Ordinary People – Chapter I


Ordinary People – Chapter II

I.    About this Song

Exposition of the music:
The creation, “Ordinary People,” was entrusted by Cloud Gate Dance Theatre; the material was obtained from the Chapter of “Ordinary People” in Daya, The Book of Odes. It wants to present people were bred and propagated from the earth in the Pre-Qin Dynasty in China.

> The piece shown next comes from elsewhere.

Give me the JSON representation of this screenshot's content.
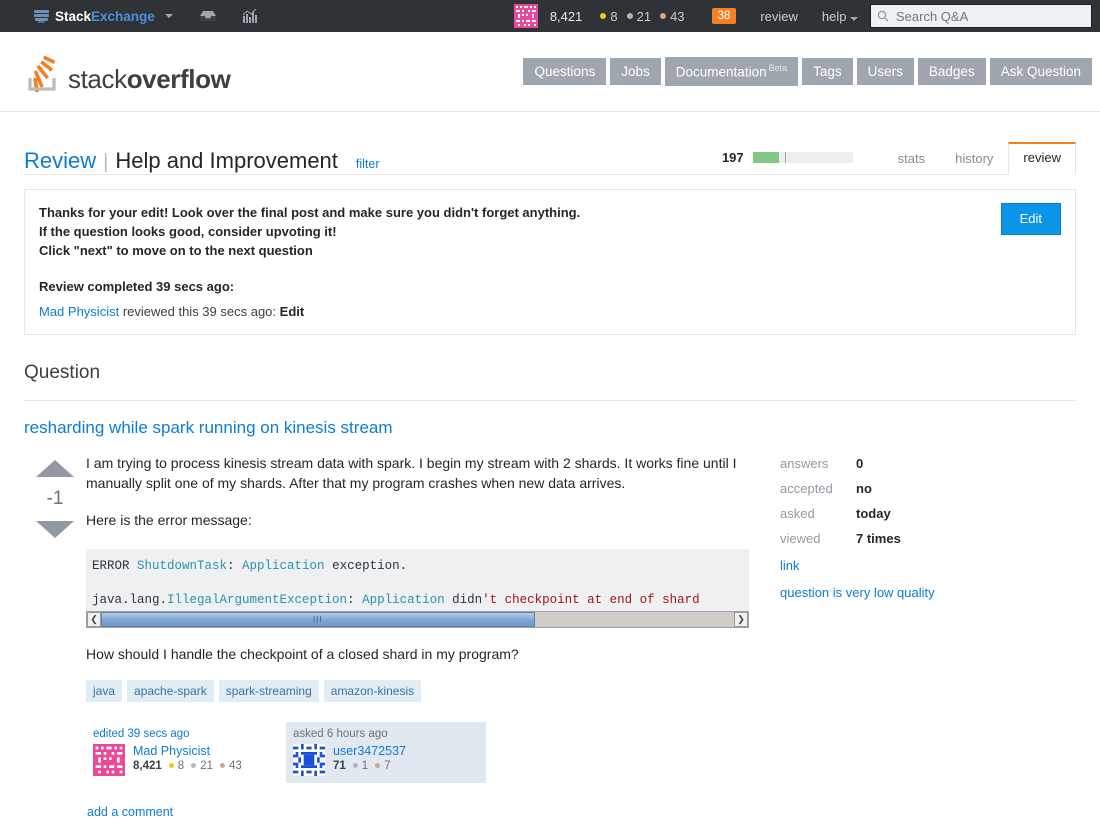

The music had three sections: In the 1st section, “The God of Spring,“ musical instrument, Sheng (panpipe), was used to represent the China in the ancient times; it also represented “the flute of Spring.” The sounds of flute resounded throughout the earth, and men and women, the elders and the youths were all intoxicated by the vitality of Spring. In the 2nd section, “Plain Chant,” the vocal solo accompanied by Chinese zither represented girl’s thinking of love. In the section, Li Tai-Hsiang performed with his own thin and high pitched voice and tried to mix up man and woman’s gender to show the special situation of “monoescious performance” in Chinese opera. The 3rd section, “Drum,” was a long section for percussion; it is also the most important section in the music. The section stated that the God of Spring led young men and women to a wilderness and made them dance the primeval dance just like in a ceremony. The rhythm then gradually intensified and accelerated. Dancers started to take off shoes and hats, and eventually all the people became naked and had sexual intercourse. Such primeval ceremony lasted and people were starting to form their own families and bring up children. Music with subject matter and background like this was one of Li Tai-Hsiang’s important creative styles at that time. He infused a great deal of passion into his works; thus just like Richard Strauss’s “Salome,” the work contained big and powerful sensuous beauty.

II.    Manuscript

Copied description (page 1) of percussion chamber music “Ordinary People” (2002)    Copied description (page 2) of percussion chamber music “Ordinary People” (2002)


To view the story of Li Tai-Hsiang, please go to Li Tai-Hsiang, the Native Musician of Taiwan.
Text and images are provided by The Native Musician of Taiwan-Tai-Hsiang Li Digital Archive, National Chiao Tung University, Taiwan